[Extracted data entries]
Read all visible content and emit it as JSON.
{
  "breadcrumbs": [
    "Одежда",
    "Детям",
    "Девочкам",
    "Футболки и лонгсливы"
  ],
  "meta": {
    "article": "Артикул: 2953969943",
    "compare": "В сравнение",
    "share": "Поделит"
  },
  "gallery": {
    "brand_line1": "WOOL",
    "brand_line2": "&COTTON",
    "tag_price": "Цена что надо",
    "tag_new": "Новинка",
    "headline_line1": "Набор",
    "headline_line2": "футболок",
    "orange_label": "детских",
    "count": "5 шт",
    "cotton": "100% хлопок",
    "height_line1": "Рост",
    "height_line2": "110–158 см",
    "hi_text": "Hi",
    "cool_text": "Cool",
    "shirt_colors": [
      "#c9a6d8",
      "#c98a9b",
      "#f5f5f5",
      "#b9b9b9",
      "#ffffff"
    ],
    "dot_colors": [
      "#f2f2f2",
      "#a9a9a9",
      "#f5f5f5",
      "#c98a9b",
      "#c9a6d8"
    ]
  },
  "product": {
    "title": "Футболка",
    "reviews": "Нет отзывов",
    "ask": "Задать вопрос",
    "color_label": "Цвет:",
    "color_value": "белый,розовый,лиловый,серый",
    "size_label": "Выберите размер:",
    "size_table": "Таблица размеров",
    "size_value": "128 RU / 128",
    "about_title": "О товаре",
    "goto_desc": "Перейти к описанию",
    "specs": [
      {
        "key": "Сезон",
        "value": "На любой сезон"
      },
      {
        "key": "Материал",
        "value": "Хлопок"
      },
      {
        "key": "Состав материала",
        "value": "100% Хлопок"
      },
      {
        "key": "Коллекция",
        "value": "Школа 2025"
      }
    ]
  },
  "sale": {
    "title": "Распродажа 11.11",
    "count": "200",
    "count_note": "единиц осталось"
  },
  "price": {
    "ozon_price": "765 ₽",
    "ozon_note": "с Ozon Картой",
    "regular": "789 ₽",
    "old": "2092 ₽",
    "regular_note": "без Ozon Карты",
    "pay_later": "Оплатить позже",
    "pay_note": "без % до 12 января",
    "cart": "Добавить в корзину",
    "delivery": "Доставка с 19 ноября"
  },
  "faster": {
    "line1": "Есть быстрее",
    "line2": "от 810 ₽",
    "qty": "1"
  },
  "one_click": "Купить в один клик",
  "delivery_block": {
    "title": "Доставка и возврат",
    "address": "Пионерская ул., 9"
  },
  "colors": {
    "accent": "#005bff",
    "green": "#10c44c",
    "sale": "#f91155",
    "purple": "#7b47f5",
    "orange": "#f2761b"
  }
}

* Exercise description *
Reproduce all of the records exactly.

* Exercise answer *
Read all visible content and emit it as JSON.
{
  "breadcrumbs": [
    "Одежда",
    "Детям",
    "Девочкам",
    "Футболки и лонгсливы"
  ],
  "meta": {
    "article": "Артикул: 2953969943",
    "compare": "В сравнение",
    "share": "Поделит"
  },
  "gallery": {
    "brand_line1": "WOOL",
    "brand_line2": "&COTTON",
    "tag_price": "Цена что надо",
    "tag_new": "Новинка",
    "headline_line1": "Набор",
    "headline_line2": "футболок",
    "orange_label": "детских",
    "count": "5 шт",
    "cotton": "100% хлопок",
    "height_line1": "Рост",
    "height_line2": "110–158 см",
    "hi_text": "Hi",
    "cool_text": "Cool",
    "shirt_colors": [
      "#c9a6d8",
      "#c98a9b",
      "#f5f5f5",
      "#b9b9b9",
      "#ffffff"
    ],
    "dot_colors": [
      "#f2f2f2",
      "#a9a9a9",
      "#f5f5f5",
      "#c98a9b",
      "#c9a6d8"
    ]
  },
  "product": {
    "title": "Футболка",
    "reviews": "Нет отзывов",
    "ask": "Задать вопрос",
    "color_label": "Цвет:",
    "color_value": "белый,розовый,лиловый,серый",
    "size_label": "Выберите размер:",
    "size_table": "Таблица размеров",
    "size_value": "128 RU / 128",
    "about_title": "О товаре",
    "goto_desc": "Перейти к описанию",
    "specs": [
      {
        "key": "Сезон",
        "value": "На любой сезон"
      },
      {
        "key": "Материал",
        "value": "Хлопок"
      },
      {
        "key": "Состав материала",
        "value": "100% Хлопок"
      },
      {
        "key": "Коллекция",
        "value": "Школа 2025"
      }
    ]
  },
  "sale": {
    "title": "Распродажа 11.11",
    "count": "200",
    "count_note": "единиц осталось"
  },
  "price": {
    "ozon_price": "765 ₽",
    "ozon_note": "с Ozon Картой",
    "regular": "789 ₽",
    "old": "2092 ₽",
    "regular_note": "без Ozon Карты",
    "pay_later": "Оплатить позже",
    "pay_note": "без % до 12 января",
    "cart": "Добавить в корзину",
    "delivery": "Доставка с 19 ноября"
  },
  "faster": {
    "line1": "Есть быстрее",
    "line2": "от 810 ₽",
    "qty": "1"
  },
  "one_click": "Купить в один клик",
  "delivery_block": {
    "title": "Доставка и возврат",
    "address": "Пионерская ул., 9"
  },
  "colors": {
    "accent": "#005bff",
    "green": "#10c44c",
    "sale": "#f91155",
    "purple": "#7b47f5",
    "orange": "#f2761b"
  }
}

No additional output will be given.